_Required work_
Every line below must be copied as written, except for pictures.

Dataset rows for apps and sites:
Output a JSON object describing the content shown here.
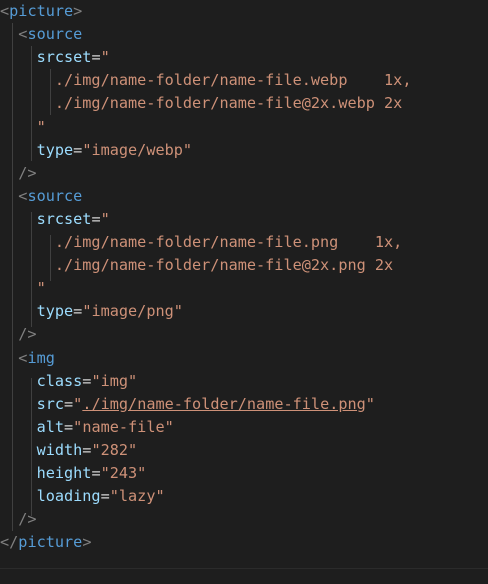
{
  "code": {
    "lines": [
      [
        {
          "t": "punc",
          "v": "<"
        },
        {
          "t": "tag",
          "v": "picture"
        },
        {
          "t": "punc",
          "v": ">"
        }
      ],
      [
        {
          "t": "punc",
          "v": "  <"
        },
        {
          "t": "tag",
          "v": "source"
        }
      ],
      [
        {
          "t": "attr",
          "v": "    srcset"
        },
        {
          "t": "eq",
          "v": "="
        },
        {
          "t": "str",
          "v": "\""
        }
      ],
      [
        {
          "t": "str",
          "v": "      ./img/name-folder/name-file.webp    1x,"
        }
      ],
      [
        {
          "t": "str",
          "v": "      ./img/name-folder/name-file@2x.webp 2x"
        }
      ],
      [
        {
          "t": "str",
          "v": "    \""
        }
      ],
      [
        {
          "t": "attr",
          "v": "    type"
        },
        {
          "t": "eq",
          "v": "="
        },
        {
          "t": "str",
          "v": "\"image/webp\""
        }
      ],
      [
        {
          "t": "punc",
          "v": "  />"
        }
      ],
      [
        {
          "t": "punc",
          "v": "  <"
        },
        {
          "t": "tag",
          "v": "source"
        }
      ],
      [
        {
          "t": "attr",
          "v": "    srcset"
        },
        {
          "t": "eq",
          "v": "="
        },
        {
          "t": "str",
          "v": "\""
        }
      ],
      [
        {
          "t": "str",
          "v": "      ./img/name-folder/name-file.png    1x,"
        }
      ],
      [
        {
          "t": "str",
          "v": "      ./img/name-folder/name-file@2x.png 2x"
        }
      ],
      [
        {
          "t": "str",
          "v": "    \""
        }
      ],
      [
        {
          "t": "attr",
          "v": "    type"
        },
        {
          "t": "eq",
          "v": "="
        },
        {
          "t": "str",
          "v": "\"image/png\""
        }
      ],
      [
        {
          "t": "punc",
          "v": "  />"
        }
      ],
      [
        {
          "t": "punc",
          "v": "  <"
        },
        {
          "t": "tag",
          "v": "img"
        }
      ],
      [
        {
          "t": "attr",
          "v": "    class"
        },
        {
          "t": "eq",
          "v": "="
        },
        {
          "t": "str",
          "v": "\"img\""
        }
      ],
      [
        {
          "t": "attr",
          "v": "    src"
        },
        {
          "t": "eq",
          "v": "="
        },
        {
          "t": "str",
          "v": "\""
        },
        {
          "t": "str",
          "v": "./img/name-folder/name-file.png",
          "link": true
        },
        {
          "t": "str",
          "v": "\""
        }
      ],
      [
        {
          "t": "attr",
          "v": "    alt"
        },
        {
          "t": "eq",
          "v": "="
        },
        {
          "t": "str",
          "v": "\"name-file\""
        }
      ],
      [
        {
          "t": "attr",
          "v": "    width"
        },
        {
          "t": "eq",
          "v": "="
        },
        {
          "t": "str",
          "v": "\"282\""
        }
      ],
      [
        {
          "t": "attr",
          "v": "    height"
        },
        {
          "t": "eq",
          "v": "="
        },
        {
          "t": "str",
          "v": "\"243\""
        }
      ],
      [
        {
          "t": "attr",
          "v": "    loading"
        },
        {
          "t": "eq",
          "v": "="
        },
        {
          "t": "str",
          "v": "\"lazy\""
        }
      ],
      [
        {
          "t": "punc",
          "v": "  />"
        }
      ],
      [
        {
          "t": "punc",
          "v": "</"
        },
        {
          "t": "tag",
          "v": "picture"
        },
        {
          "t": "punc",
          "v": ">"
        }
      ]
    ]
  },
  "colors": {
    "background": "#1e1e1e",
    "tag": "#569cd6",
    "punctuation": "#808080",
    "attribute": "#9cdcfe",
    "equals": "#d4d4d4",
    "string": "#ce9178",
    "indent_guide": "#404040"
  }
}
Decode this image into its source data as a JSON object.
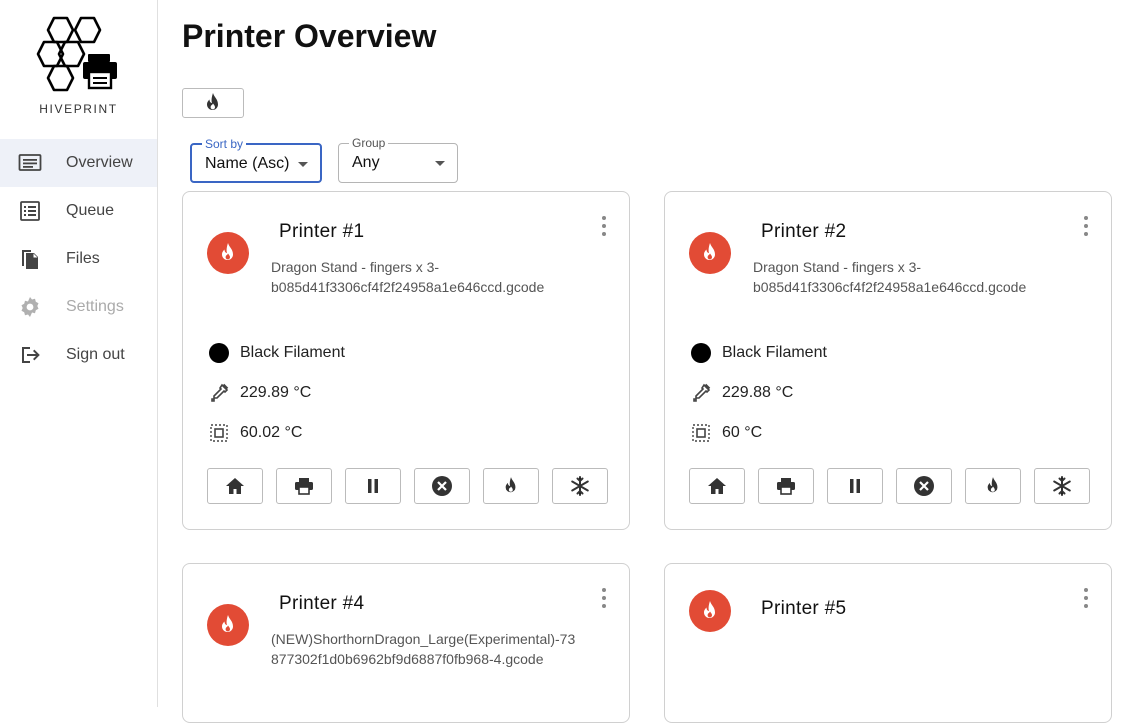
{
  "brand": {
    "name": "HIVEPRINT"
  },
  "sidebar": {
    "items": [
      {
        "label": "Overview",
        "icon": "monitor-list-icon",
        "active": true
      },
      {
        "label": "Queue",
        "icon": "queue-list-icon"
      },
      {
        "label": "Files",
        "icon": "files-icon"
      },
      {
        "label": "Settings",
        "icon": "gear-icon",
        "disabled": true
      },
      {
        "label": "Sign out",
        "icon": "sign-out-icon"
      }
    ]
  },
  "page": {
    "title": "Printer Overview"
  },
  "toolbar": {
    "preheat_icon": "flame-icon"
  },
  "filters": {
    "sort": {
      "label": "Sort by",
      "value": "Name (Asc)"
    },
    "group": {
      "label": "Group",
      "value": "Any"
    }
  },
  "colors": {
    "accent": "#3a66c4",
    "status_red": "#e24b35"
  },
  "printers": [
    {
      "name": "Printer #1",
      "file": "Dragon Stand - fingers x 3-b085d41f3306cf4f2f24958a1e646ccd.gcode",
      "filament": "Black Filament",
      "nozzle_temp": "229.89 °C",
      "bed_temp": "60.02 °C"
    },
    {
      "name": "Printer #2",
      "file": "Dragon Stand - fingers x 3-b085d41f3306cf4f2f24958a1e646ccd.gcode",
      "filament": "Black Filament",
      "nozzle_temp": "229.88 °C",
      "bed_temp": "60 °C"
    },
    {
      "name": "Printer #4",
      "file": "(NEW)ShorthornDragon_Large(Experimental)-73877302f1d0b6962bf9d6887f0fb968-4.gcode"
    },
    {
      "name": "Printer #5",
      "file": ""
    }
  ],
  "card_actions": [
    "home-icon",
    "print-icon",
    "pause-icon",
    "cancel-icon",
    "flame-icon",
    "snowflake-icon"
  ]
}
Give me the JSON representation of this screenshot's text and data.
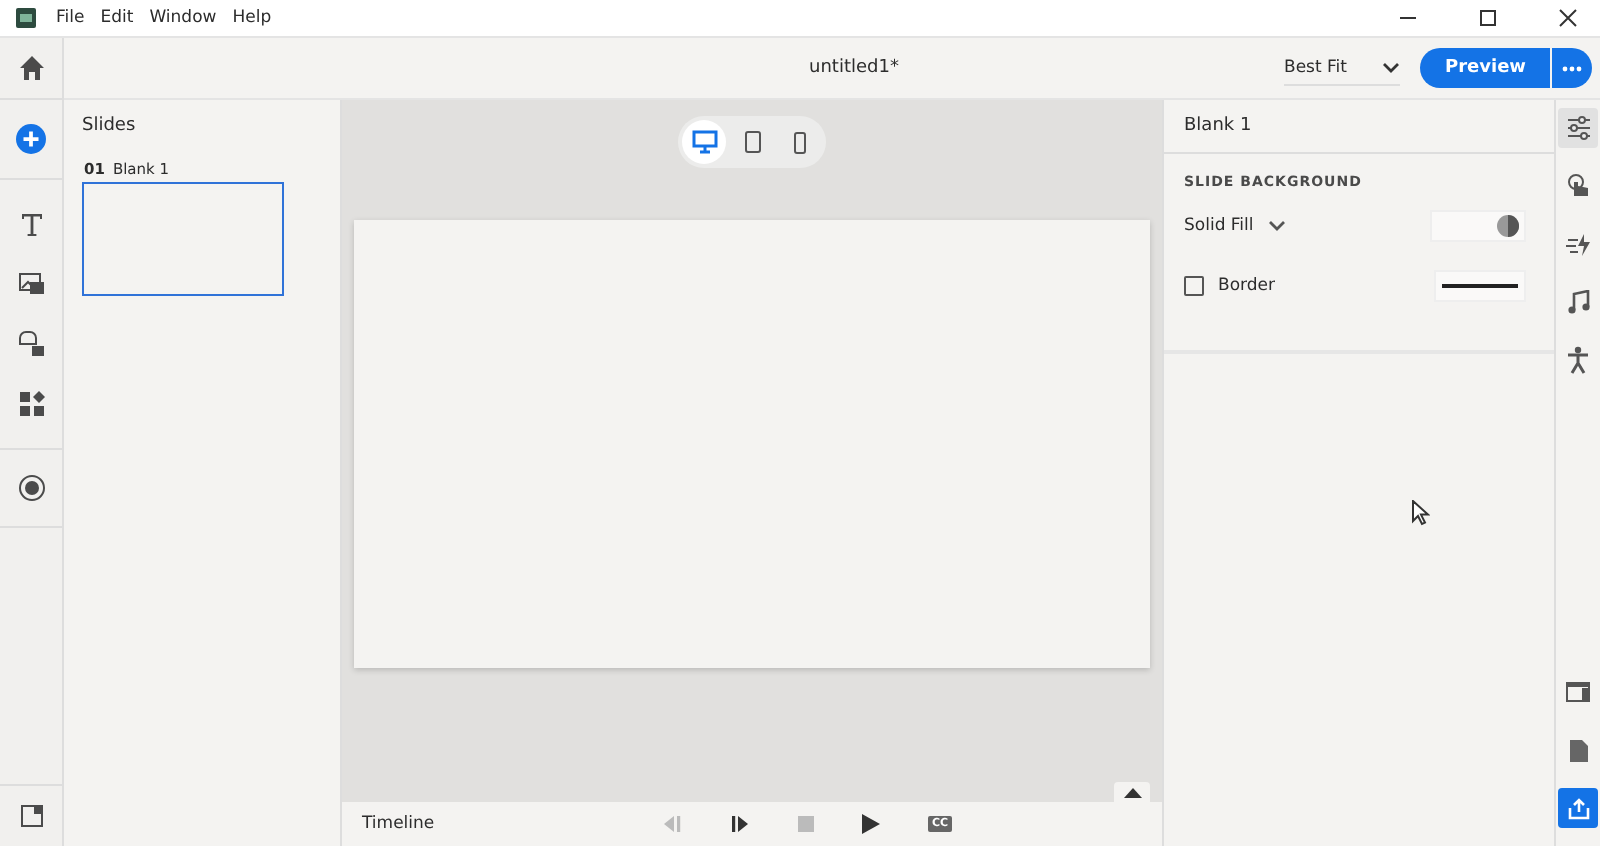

_Answer to this exercise_
Output a JSON object describing the content shown here.
{
  "code": {
    "lines": [
      [
        {
          "t": "punc",
          "v": "<"
        },
        {
          "t": "tag",
          "v": "picture"
        },
        {
          "t": "punc",
          "v": ">"
        }
      ],
      [
        {
          "t": "punc",
          "v": "  <"
        },
        {
          "t": "tag",
          "v": "source"
        }
      ],
      [
        {
          "t": "attr",
          "v": "    srcset"
        },
        {
          "t": "eq",
          "v": "="
        },
        {
          "t": "str",
          "v": "\""
        }
      ],
      [
        {
          "t": "str",
          "v": "      ./img/name-folder/name-file.webp    1x,"
        }
      ],
      [
        {
          "t": "str",
          "v": "      ./img/name-folder/name-file@2x.webp 2x"
        }
      ],
      [
        {
          "t": "str",
          "v": "    \""
        }
      ],
      [
        {
          "t": "attr",
          "v": "    type"
        },
        {
          "t": "eq",
          "v": "="
        },
        {
          "t": "str",
          "v": "\"image/webp\""
        }
      ],
      [
        {
          "t": "punc",
          "v": "  />"
        }
      ],
      [
        {
          "t": "punc",
          "v": "  <"
        },
        {
          "t": "tag",
          "v": "source"
        }
      ],
      [
        {
          "t": "attr",
          "v": "    srcset"
        },
        {
          "t": "eq",
          "v": "="
        },
        {
          "t": "str",
          "v": "\""
        }
      ],
      [
        {
          "t": "str",
          "v": "      ./img/name-folder/name-file.png    1x,"
        }
      ],
      [
        {
          "t": "str",
          "v": "      ./img/name-folder/name-file@2x.png 2x"
        }
      ],
      [
        {
          "t": "str",
          "v": "    \""
        }
      ],
      [
        {
          "t": "attr",
          "v": "    type"
        },
        {
          "t": "eq",
          "v": "="
        },
        {
          "t": "str",
          "v": "\"image/png\""
        }
      ],
      [
        {
          "t": "punc",
          "v": "  />"
        }
      ],
      [
        {
          "t": "punc",
          "v": "  <"
        },
        {
          "t": "tag",
          "v": "img"
        }
      ],
      [
        {
          "t": "attr",
          "v": "    class"
        },
        {
          "t": "eq",
          "v": "="
        },
        {
          "t": "str",
          "v": "\"img\""
        }
      ],
      [
        {
          "t": "attr",
          "v": "    src"
        },
        {
          "t": "eq",
          "v": "="
        },
        {
          "t": "str",
          "v": "\""
        },
        {
          "t": "str",
          "v": "./img/name-folder/name-file.png",
          "link": true
        },
        {
          "t": "str",
          "v": "\""
        }
      ],
      [
        {
          "t": "attr",
          "v": "    alt"
        },
        {
          "t": "eq",
          "v": "="
        },
        {
          "t": "str",
          "v": "\"name-file\""
        }
      ],
      [
        {
          "t": "attr",
          "v": "    width"
        },
        {
          "t": "eq",
          "v": "="
        },
        {
          "t": "str",
          "v": "\"282\""
        }
      ],
      [
        {
          "t": "attr",
          "v": "    height"
        },
        {
          "t": "eq",
          "v": "="
        },
        {
          "t": "str",
          "v": "\"243\""
        }
      ],
      [
        {
          "t": "attr",
          "v": "    loading"
        },
        {
          "t": "eq",
          "v": "="
        },
        {
          "t": "str",
          "v": "\"lazy\""
        }
      ],
      [
        {
          "t": "punc",
          "v": "  />"
        }
      ],
      [
        {
          "t": "punc",
          "v": "</"
        },
        {
          "t": "tag",
          "v": "picture"
        },
        {
          "t": "punc",
          "v": ">"
        }
      ]
    ]
  },
  "colors": {
    "background": "#1e1e1e",
    "tag": "#569cd6",
    "punctuation": "#808080",
    "attribute": "#9cdcfe",
    "equals": "#d4d4d4",
    "string": "#ce9178",
    "indent_guide": "#404040"
  }
}
Decode this image into its source data as a JSON object.
{
  "brand": {
    "name": "HIVEPRINT"
  },
  "sidebar": {
    "items": [
      {
        "label": "Overview",
        "icon": "monitor-list-icon",
        "active": true
      },
      {
        "label": "Queue",
        "icon": "queue-list-icon"
      },
      {
        "label": "Files",
        "icon": "files-icon"
      },
      {
        "label": "Settings",
        "icon": "gear-icon",
        "disabled": true
      },
      {
        "label": "Sign out",
        "icon": "sign-out-icon"
      }
    ]
  },
  "page": {
    "title": "Printer Overview"
  },
  "toolbar": {
    "preheat_icon": "flame-icon"
  },
  "filters": {
    "sort": {
      "label": "Sort by",
      "value": "Name (Asc)"
    },
    "group": {
      "label": "Group",
      "value": "Any"
    }
  },
  "colors": {
    "accent": "#3a66c4",
    "status_red": "#e24b35"
  },
  "printers": [
    {
      "name": "Printer #1",
      "file": "Dragon Stand - fingers x 3-b085d41f3306cf4f2f24958a1e646ccd.gcode",
      "filament": "Black Filament",
      "nozzle_temp": "229.89 °C",
      "bed_temp": "60.02 °C"
    },
    {
      "name": "Printer #2",
      "file": "Dragon Stand - fingers x 3-b085d41f3306cf4f2f24958a1e646ccd.gcode",
      "filament": "Black Filament",
      "nozzle_temp": "229.88 °C",
      "bed_temp": "60 °C"
    },
    {
      "name": "Printer #4",
      "file": "(NEW)ShorthornDragon_Large(Experimental)-73877302f1d0b6962bf9d6887f0fb968-4.gcode"
    },
    {
      "name": "Printer #5",
      "file": ""
    }
  ],
  "card_actions": [
    "home-icon",
    "print-icon",
    "pause-icon",
    "cancel-icon",
    "flame-icon",
    "snowflake-icon"
  ]
}
Give me the JSON representation of this screenshot's text and data.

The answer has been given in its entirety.